* _Directions_
Report back every line in the data that includes the string "amount".

* _Records to process_
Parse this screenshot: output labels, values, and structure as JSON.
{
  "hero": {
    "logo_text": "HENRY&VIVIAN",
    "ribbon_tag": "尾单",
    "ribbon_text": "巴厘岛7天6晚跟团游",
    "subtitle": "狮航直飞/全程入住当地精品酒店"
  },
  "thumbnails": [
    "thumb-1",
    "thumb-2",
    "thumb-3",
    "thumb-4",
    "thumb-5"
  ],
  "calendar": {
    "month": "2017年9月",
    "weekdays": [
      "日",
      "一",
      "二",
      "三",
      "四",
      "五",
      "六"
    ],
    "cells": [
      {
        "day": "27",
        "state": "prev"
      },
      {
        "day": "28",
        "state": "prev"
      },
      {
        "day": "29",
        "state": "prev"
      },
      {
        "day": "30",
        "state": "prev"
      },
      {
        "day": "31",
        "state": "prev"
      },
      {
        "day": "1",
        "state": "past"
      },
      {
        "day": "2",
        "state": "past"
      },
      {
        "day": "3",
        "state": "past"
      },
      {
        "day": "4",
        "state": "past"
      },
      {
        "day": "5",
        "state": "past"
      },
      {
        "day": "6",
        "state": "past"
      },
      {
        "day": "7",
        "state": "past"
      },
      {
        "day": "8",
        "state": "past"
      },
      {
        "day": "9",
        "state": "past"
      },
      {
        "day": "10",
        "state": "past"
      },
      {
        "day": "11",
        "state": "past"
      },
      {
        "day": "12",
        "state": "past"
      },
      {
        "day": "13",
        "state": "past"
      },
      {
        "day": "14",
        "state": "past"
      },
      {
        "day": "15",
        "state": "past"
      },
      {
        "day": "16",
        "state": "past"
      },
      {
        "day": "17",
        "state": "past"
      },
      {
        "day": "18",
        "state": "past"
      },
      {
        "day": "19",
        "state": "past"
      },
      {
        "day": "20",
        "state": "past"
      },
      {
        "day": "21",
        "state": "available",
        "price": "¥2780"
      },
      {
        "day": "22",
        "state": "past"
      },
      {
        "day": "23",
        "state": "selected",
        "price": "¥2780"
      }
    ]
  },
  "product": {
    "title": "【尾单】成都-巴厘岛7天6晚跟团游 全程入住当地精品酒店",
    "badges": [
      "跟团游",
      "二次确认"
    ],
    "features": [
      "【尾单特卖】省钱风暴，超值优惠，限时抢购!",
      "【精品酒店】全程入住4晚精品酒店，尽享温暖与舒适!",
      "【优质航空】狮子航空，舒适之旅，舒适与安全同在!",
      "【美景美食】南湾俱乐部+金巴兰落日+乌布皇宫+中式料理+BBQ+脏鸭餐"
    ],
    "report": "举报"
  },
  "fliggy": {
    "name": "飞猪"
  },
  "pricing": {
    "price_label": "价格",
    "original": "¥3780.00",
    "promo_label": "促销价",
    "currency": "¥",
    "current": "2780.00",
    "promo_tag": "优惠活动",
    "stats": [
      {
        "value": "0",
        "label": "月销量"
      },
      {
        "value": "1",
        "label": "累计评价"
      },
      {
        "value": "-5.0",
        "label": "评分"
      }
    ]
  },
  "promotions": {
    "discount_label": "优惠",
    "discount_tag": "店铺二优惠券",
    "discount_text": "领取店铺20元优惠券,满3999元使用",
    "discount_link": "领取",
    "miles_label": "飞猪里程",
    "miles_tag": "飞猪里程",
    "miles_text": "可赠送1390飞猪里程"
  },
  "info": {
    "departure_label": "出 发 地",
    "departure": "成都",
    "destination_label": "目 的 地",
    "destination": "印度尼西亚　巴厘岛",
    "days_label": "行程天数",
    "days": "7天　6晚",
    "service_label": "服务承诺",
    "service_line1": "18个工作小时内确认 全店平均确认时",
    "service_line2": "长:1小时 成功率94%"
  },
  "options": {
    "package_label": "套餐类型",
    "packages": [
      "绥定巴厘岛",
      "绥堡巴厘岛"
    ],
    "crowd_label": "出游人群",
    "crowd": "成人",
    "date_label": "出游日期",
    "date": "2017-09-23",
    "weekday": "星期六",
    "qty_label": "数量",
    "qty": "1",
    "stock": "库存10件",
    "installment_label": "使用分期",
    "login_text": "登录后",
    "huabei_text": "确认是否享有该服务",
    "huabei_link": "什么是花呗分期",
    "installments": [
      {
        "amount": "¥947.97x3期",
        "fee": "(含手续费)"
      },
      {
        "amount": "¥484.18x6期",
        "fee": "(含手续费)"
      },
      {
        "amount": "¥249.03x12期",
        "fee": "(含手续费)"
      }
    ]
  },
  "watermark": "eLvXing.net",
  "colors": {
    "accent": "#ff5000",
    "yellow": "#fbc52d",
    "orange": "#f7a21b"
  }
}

* _Solution for this exercise_
        "amount": "¥947.97x3期",
        "amount": "¥484.18x6期",
        "amount": "¥249.03x12期",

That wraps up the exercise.